This significant development raises the question: what does this mean for the workplace? The CDC’s Vaccination Guidance does not green-light immediate relaxation of safety requirements in the workplace, however, employers should watch closely for new guidance out of the CDC, OSHA, and states and localities to see whether workplace-specific guidance and requirements changes. (As a reminder, employers are required to follow the state and local requirements that apply to them, regardless of the CDC’s guidance. For example, several jurisdictions continue to impose capacity limits on the workplace, and many jurisdictions have imposed safety requirements through regulation, executive order, or otherwise, including requirements pertaining to masks and social distancing. That said, state and local requirements are heavily influenced by CDC guidance and sometimes adopt it by reference.)
Although the CDC and OSHA have not yet updated their workplace-specific guidance, the CDC’s Vaccination Guidance suggests that workplace-specific updates are likely to follow soon. OSHA’s prior guidance stated that vaccinated individuals must still wear face coverings and distance from others because, according to the CDC, it was not known how vaccination affects transmissibility. The recent CDC Vaccination Guidance states, however, that “a growing body of evidence suggests that fully vaccinated people are less likely to . . . transmit SARS-CoV-2 to others.” Given that the CDC has changed its view of transmissibility, OSHA may too decide to change its view.
How the CDC, OSHA, and state/local guidance will change is uncertain at this time but it seems likely that requirements such as masks, social distancing, screening and testing, quarantine, and travel restrictions may relax for fully-vaccinated individuals.
While this news is a welcome sign for employers seeking to return to the office, employers will need to navigate a host of legal issues in implementing relaxed safety requirements for fully vaccinated individuals, if these relaxations become available for employers in their respective jurisdictions. Employers should consider, for example:
- Should the employer implement a mandatory vaccination policy and, if so, what are the benefits and drawback of doing so?
- If an employer mandates vaccinations, how should an employer handle requests for accommodation?
- Will unvaccinated individuals in the office have to comply with different safety requirements in the office and if so, how can these differential requirements be implemented in a lawful way that respects employee confidentiality and avoids disruption? (It is possible that the U.S. Equal Employment Opportunity Commission (EEOC) will weigh in with guidance on this point.)
- How should an employer handle a request from a vaccinated employee not to work with unvaccinated employees?
For questions on how this Vaccination Guidance affects your business please contact an author of this post or the Hogan Lovells lawyer with whom you usually work.
*An author of this post, Shannon Finnegan, is a Law Clerk in the New York Office.
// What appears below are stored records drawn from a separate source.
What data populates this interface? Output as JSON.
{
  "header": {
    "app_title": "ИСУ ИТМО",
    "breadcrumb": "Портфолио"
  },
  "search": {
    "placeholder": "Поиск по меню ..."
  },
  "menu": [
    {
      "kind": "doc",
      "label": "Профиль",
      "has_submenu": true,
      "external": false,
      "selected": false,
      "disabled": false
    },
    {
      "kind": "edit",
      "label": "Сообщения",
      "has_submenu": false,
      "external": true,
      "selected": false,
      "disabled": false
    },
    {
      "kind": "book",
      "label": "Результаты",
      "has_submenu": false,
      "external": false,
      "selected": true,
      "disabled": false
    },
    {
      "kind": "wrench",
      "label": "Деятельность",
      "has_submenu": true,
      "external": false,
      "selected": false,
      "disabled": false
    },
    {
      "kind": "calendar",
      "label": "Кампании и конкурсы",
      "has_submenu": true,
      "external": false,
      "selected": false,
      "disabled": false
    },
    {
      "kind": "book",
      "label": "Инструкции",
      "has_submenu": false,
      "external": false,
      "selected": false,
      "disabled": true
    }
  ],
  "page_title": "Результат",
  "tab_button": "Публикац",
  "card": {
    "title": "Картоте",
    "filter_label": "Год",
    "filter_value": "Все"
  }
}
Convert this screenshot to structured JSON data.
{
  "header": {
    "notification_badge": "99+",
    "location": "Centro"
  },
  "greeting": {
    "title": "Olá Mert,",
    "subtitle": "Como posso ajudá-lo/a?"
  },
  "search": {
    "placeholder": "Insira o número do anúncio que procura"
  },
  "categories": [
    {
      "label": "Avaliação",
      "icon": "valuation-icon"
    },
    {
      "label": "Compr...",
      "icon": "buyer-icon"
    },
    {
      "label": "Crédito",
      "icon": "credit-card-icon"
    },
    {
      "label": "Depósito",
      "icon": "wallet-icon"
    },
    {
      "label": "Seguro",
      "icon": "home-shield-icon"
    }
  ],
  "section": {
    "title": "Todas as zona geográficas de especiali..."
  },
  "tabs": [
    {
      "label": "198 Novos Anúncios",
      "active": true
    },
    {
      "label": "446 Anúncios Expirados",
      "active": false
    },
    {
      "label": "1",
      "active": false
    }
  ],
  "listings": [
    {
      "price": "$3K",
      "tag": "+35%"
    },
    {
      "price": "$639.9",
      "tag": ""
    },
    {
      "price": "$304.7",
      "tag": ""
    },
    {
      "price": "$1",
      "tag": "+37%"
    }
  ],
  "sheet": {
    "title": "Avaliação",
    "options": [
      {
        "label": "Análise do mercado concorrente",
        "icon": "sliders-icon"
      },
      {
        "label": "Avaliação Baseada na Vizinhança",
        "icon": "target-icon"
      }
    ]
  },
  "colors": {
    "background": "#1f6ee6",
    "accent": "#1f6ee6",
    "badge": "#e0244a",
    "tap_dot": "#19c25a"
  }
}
On April 27, 2021, President Biden issued an executive order (EO) that will, beginning in early 2022, raise the minimum hourly wage from $10.95 to $15.00 for workers working on or in connection with covered federal contracts and subcontracts. More information about the EO is available on the Administration’s fact sheet. This minimum wage will increase in subsequent years based on inflation. The EO makes good on the Administration’s announcement in January that the President would increase the minimum wage requirements for federal contractors in his first 100 days in office. Continue Reading Biden ups minimum wage to $15 for federal contractor workforce